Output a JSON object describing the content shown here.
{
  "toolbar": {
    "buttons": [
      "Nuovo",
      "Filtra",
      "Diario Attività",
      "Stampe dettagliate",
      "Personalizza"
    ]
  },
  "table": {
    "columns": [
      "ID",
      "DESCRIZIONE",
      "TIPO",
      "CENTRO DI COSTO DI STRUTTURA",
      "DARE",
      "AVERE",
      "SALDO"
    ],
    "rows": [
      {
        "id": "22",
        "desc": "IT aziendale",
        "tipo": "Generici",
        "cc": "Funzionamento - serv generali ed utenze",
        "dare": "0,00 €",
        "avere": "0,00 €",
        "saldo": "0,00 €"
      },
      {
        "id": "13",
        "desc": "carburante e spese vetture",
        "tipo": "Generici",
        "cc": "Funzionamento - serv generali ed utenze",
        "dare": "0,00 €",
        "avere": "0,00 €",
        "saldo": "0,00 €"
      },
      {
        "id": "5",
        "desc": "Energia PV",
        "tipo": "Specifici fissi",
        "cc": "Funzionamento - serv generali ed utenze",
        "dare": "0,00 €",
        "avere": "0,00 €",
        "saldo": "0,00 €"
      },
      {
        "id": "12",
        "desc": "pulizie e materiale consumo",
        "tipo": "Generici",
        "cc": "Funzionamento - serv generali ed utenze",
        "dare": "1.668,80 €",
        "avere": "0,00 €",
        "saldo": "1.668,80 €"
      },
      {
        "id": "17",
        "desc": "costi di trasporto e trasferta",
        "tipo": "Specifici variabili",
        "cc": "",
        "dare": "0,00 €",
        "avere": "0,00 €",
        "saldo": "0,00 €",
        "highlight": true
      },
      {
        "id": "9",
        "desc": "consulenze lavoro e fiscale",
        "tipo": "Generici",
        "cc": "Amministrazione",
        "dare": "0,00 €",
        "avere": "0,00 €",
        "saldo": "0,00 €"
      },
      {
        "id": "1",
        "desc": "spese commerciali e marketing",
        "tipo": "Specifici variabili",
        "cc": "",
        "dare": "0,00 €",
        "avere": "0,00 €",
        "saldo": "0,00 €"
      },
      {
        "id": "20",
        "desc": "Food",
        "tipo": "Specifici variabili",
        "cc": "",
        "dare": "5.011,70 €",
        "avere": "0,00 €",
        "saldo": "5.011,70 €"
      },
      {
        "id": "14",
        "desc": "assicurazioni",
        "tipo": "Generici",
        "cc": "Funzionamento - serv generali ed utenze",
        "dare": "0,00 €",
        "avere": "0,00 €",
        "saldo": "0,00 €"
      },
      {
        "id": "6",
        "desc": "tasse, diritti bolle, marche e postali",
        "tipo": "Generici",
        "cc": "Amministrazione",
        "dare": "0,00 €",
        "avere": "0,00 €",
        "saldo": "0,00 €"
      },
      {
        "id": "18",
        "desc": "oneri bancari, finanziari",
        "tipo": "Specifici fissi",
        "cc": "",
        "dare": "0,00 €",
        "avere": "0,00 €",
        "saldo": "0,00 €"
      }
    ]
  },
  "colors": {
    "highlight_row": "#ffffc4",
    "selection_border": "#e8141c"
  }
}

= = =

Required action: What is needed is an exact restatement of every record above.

Exercise answer:
Output a JSON object describing the content shown here.
{
  "toolbar": {
    "buttons": [
      "Nuovo",
      "Filtra",
      "Diario Attività",
      "Stampe dettagliate",
      "Personalizza"
    ]
  },
  "table": {
    "columns": [
      "ID",
      "DESCRIZIONE",
      "TIPO",
      "CENTRO DI COSTO DI STRUTTURA",
      "DARE",
      "AVERE",
      "SALDO"
    ],
    "rows": [
      {
        "id": "22",
        "desc": "IT aziendale",
        "tipo": "Generici",
        "cc": "Funzionamento - serv generali ed utenze",
        "dare": "0,00 €",
        "avere": "0,00 €",
        "saldo": "0,00 €"
      },
      {
        "id": "13",
        "desc": "carburante e spese vetture",
        "tipo": "Generici",
        "cc": "Funzionamento - serv generali ed utenze",
        "dare": "0,00 €",
        "avere": "0,00 €",
        "saldo": "0,00 €"
      },
      {
        "id": "5",
        "desc": "Energia PV",
        "tipo": "Specifici fissi",
        "cc": "Funzionamento - serv generali ed utenze",
        "dare": "0,00 €",
        "avere": "0,00 €",
        "saldo": "0,00 €"
      },
      {
        "id": "12",
        "desc": "pulizie e materiale consumo",
        "tipo": "Generici",
        "cc": "Funzionamento - serv generali ed utenze",
        "dare": "1.668,80 €",
        "avere": "0,00 €",
        "saldo": "1.668,80 €"
      },
      {
        "id": "17",
        "desc": "costi di trasporto e trasferta",
        "tipo": "Specifici variabili",
        "cc": "",
        "dare": "0,00 €",
        "avere": "0,00 €",
        "saldo": "0,00 €",
        "highlight": true
      },
      {
        "id": "9",
        "desc": "consulenze lavoro e fiscale",
        "tipo": "Generici",
        "cc": "Amministrazione",
        "dare": "0,00 €",
        "avere": "0,00 €",
        "saldo": "0,00 €"
      },
      {
        "id": "1",
        "desc": "spese commerciali e marketing",
        "tipo": "Specifici variabili",
        "cc": "",
        "dare": "0,00 €",
        "avere": "0,00 €",
        "saldo": "0,00 €"
      },
      {
        "id": "20",
        "desc": "Food",
        "tipo": "Specifici variabili",
        "cc": "",
        "dare": "5.011,70 €",
        "avere": "0,00 €",
        "saldo": "5.011,70 €"
      },
      {
        "id": "14",
        "desc": "assicurazioni",
        "tipo": "Generici",
        "cc": "Funzionamento - serv generali ed utenze",
        "dare": "0,00 €",
        "avere": "0,00 €",
        "saldo": "0,00 €"
      },
      {
        "id": "6",
        "desc": "tasse, diritti bolle, marche e postali",
        "tipo": "Generici",
        "cc": "Amministrazione",
        "dare": "0,00 €",
        "avere": "0,00 €",
        "saldo": "0,00 €"
      },
      {
        "id": "18",
        "desc": "oneri bancari, finanziari",
        "tipo": "Specifici fissi",
        "cc": "",
        "dare": "0,00 €",
        "avere": "0,00 €",
        "saldo": "0,00 €"
      }
    ]
  },
  "colors": {
    "highlight_row": "#ffffc4",
    "selection_border": "#e8141c"
  }
}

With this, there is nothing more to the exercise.